However, we quickly learned that producing intelligent engaging content was a difficult and resource intensive task. So when the quality wasn’t what we wanted, we quit.
So why will this time be different? First of all, we are no longer going to try and create our own content. There is a lifetime of useful, practical and thought engaging information readily available. This blog site serves as a portal directing our readers to what we believe is valuable content and sending them on their way with a few thoughts and opinions of our own.
Secondly, we have committed resources to this activity. We recently brought our marketing in house and hired our first ever Marketing Coordinator, Andrea Tadlock.
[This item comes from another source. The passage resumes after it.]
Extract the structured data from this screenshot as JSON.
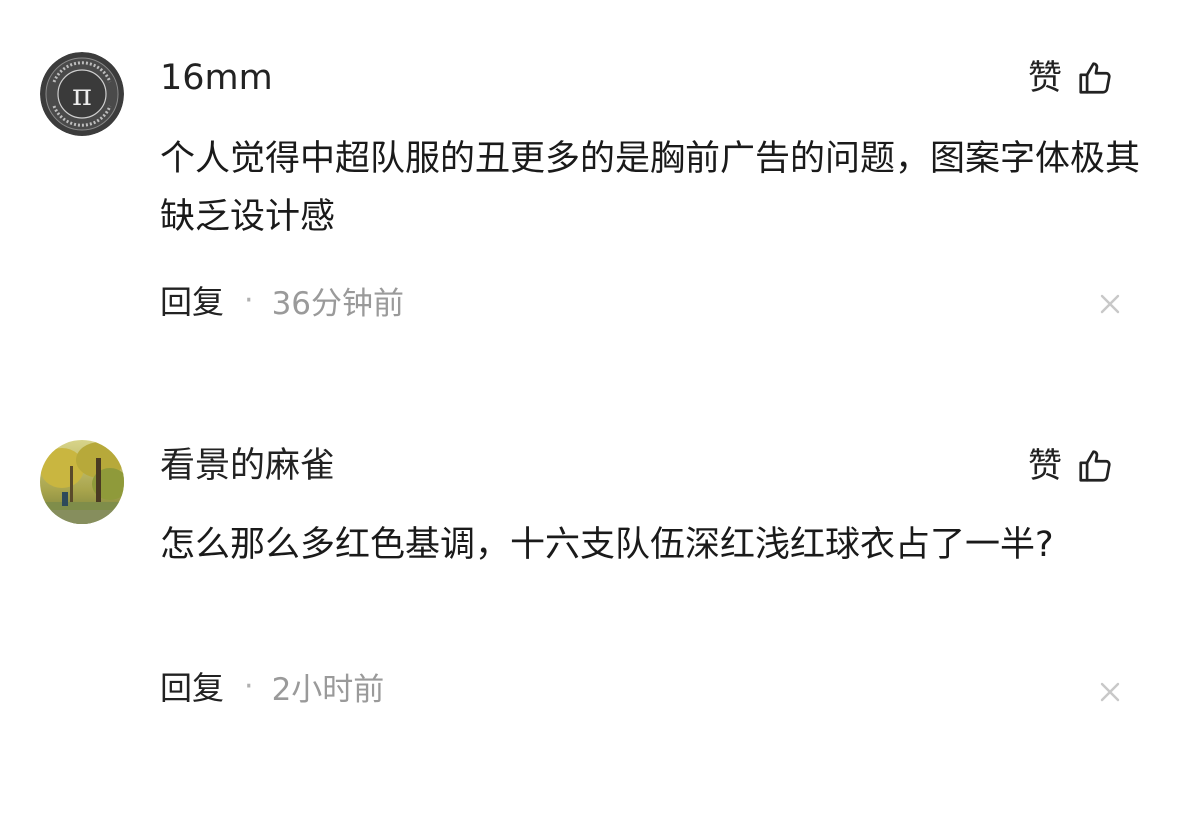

More on Andrea in the future – we felt it was unfair to require her to feature herself in this so quickly!
Finally, the reboot of our newsletter corresponds with a substantial change in our operational approach. For the last several years more and more software organizations have moved toward an “agile” development approach. Like most we have dipped our toes in the water but often pulled back when the waves got too big. Our past nine months we have suited up and plunged in. We are applying these same agile principles to other areas of our business as well. So rather than hoping to dazzle you with a perfect blog site, we hope to gain your respect and loyalty as we improve each and every issue. Please fee free to let me know your thoughts.